:: Dataset extract ::

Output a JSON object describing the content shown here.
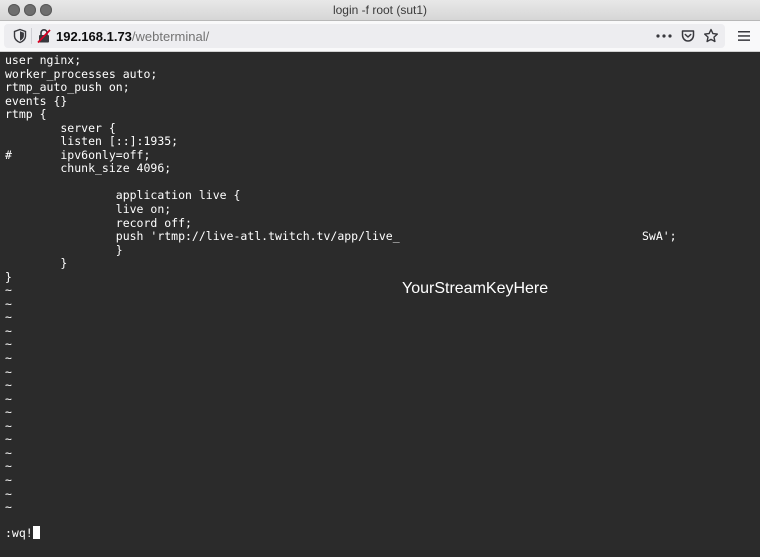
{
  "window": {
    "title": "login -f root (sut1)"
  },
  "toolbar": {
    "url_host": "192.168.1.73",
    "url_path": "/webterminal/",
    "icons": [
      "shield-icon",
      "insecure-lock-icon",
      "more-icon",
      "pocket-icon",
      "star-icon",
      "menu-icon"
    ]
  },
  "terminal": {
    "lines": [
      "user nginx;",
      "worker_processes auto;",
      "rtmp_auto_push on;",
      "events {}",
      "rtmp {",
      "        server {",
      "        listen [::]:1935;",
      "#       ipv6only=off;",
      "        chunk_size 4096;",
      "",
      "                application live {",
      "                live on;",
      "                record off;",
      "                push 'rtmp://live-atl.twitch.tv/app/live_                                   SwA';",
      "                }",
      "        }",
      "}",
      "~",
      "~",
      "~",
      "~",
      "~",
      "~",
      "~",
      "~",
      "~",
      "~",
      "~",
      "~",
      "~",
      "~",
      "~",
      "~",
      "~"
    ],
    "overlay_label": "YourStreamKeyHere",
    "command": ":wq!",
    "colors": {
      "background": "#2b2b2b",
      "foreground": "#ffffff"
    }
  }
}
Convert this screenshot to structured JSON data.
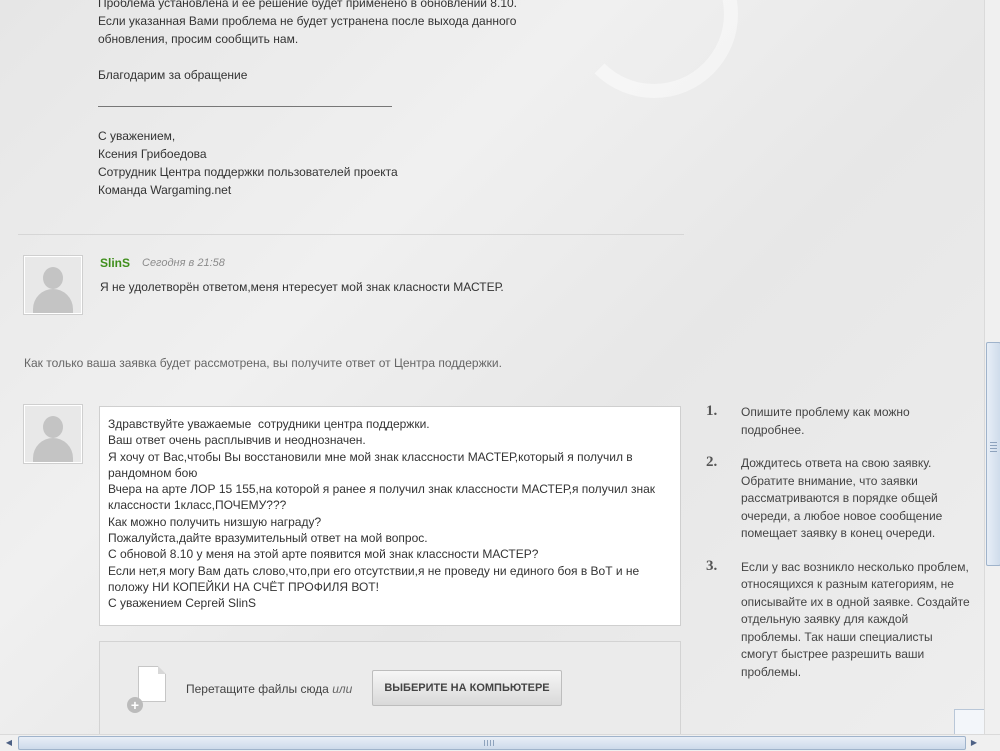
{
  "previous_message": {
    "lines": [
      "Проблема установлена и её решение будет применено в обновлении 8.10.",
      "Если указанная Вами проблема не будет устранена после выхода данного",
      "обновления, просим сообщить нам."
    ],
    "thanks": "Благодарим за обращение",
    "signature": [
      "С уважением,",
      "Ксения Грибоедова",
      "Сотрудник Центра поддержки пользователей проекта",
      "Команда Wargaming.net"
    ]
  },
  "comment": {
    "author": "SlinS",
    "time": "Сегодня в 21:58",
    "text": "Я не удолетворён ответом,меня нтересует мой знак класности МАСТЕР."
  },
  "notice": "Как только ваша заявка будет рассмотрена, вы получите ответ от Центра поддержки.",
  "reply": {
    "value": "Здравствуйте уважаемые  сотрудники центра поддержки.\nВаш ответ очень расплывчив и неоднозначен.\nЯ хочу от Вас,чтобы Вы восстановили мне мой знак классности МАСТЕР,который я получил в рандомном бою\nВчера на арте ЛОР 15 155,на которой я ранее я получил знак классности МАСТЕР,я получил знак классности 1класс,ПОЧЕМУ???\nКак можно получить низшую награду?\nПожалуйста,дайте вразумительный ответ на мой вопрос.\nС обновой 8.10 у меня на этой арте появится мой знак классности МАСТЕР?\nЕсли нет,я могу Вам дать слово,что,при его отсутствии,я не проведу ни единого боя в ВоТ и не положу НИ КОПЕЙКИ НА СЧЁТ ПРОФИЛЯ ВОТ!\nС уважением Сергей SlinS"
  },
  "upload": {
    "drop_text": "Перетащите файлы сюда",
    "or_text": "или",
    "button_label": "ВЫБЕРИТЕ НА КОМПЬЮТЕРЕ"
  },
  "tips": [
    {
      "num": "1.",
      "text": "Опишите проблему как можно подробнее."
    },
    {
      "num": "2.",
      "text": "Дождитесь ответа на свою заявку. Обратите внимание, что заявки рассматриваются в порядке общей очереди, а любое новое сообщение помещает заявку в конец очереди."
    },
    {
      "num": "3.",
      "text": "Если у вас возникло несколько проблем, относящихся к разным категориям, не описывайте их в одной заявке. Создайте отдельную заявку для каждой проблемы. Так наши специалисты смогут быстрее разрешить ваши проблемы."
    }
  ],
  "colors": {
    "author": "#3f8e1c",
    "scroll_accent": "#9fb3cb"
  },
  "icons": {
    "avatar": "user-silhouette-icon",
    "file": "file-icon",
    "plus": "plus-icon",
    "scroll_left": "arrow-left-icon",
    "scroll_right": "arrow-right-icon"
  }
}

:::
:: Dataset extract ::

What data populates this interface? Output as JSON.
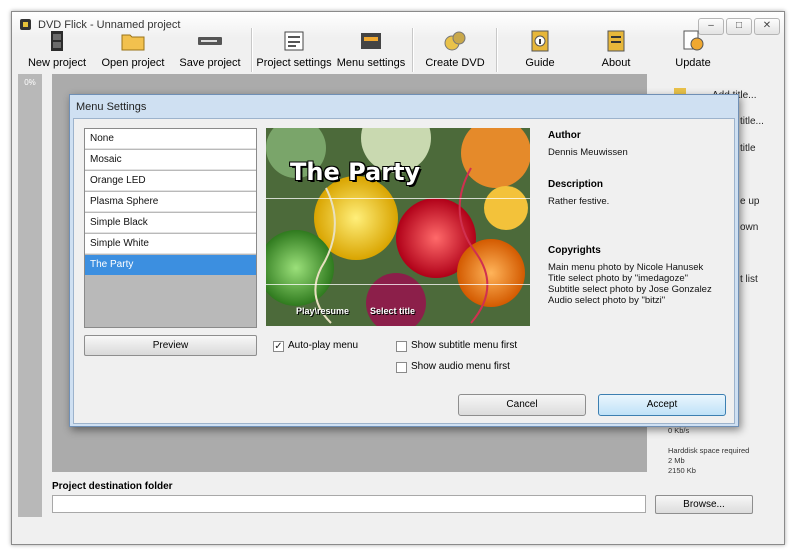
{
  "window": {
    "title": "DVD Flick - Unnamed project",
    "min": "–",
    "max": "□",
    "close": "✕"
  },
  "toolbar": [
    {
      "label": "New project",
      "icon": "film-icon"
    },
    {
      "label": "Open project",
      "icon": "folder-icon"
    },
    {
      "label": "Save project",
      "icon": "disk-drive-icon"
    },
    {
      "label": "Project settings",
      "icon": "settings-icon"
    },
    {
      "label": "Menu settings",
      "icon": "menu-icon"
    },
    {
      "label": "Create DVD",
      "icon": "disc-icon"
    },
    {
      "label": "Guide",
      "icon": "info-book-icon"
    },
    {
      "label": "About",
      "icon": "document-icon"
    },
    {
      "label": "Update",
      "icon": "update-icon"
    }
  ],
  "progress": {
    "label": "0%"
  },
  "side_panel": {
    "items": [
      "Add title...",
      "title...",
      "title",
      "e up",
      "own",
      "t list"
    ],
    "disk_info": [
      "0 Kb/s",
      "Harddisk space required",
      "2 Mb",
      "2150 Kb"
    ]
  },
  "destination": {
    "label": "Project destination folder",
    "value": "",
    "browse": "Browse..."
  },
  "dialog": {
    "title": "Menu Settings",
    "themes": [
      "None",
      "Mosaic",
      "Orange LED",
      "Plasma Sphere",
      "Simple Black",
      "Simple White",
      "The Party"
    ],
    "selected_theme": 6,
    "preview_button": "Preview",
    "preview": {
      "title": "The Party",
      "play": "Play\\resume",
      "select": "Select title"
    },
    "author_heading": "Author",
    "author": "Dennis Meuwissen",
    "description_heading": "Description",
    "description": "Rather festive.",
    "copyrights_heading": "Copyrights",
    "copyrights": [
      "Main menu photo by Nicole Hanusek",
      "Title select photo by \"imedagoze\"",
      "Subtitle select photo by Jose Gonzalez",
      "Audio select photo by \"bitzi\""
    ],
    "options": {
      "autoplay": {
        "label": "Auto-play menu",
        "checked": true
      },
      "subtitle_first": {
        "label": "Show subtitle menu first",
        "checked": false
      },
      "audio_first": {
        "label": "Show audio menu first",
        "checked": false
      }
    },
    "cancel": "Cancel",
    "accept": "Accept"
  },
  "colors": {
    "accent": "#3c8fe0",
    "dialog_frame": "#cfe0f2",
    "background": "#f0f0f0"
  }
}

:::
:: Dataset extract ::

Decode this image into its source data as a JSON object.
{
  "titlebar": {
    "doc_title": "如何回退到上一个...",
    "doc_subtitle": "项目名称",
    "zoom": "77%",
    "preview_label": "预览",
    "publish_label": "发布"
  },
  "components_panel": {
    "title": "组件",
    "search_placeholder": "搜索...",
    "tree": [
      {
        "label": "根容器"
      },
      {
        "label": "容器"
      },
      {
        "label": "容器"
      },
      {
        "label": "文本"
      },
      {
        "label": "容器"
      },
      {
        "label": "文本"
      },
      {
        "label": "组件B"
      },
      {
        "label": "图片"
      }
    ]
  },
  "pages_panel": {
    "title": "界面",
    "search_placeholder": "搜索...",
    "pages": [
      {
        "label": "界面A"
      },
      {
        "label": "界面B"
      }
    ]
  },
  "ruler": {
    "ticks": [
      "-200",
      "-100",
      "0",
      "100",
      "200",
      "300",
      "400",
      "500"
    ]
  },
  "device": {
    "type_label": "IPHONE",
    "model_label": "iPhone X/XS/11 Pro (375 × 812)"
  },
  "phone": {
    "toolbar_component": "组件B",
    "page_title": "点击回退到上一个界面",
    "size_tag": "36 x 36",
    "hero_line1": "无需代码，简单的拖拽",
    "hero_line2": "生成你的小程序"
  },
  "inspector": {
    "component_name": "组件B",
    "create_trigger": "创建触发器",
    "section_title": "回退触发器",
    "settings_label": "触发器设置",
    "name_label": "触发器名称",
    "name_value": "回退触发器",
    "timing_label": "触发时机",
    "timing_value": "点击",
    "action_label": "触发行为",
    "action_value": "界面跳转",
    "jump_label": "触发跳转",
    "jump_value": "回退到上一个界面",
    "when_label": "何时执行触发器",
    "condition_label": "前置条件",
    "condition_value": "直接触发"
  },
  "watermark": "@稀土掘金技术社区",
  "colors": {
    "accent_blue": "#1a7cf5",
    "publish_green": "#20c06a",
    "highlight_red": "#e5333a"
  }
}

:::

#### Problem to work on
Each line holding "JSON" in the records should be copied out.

#### Reply
Output a JSON object describing the content shown here.
Convert this screenshot to structured JSON data.
What data populates this interface? Output as JSON.
Decode this image into its source data as a JSON object.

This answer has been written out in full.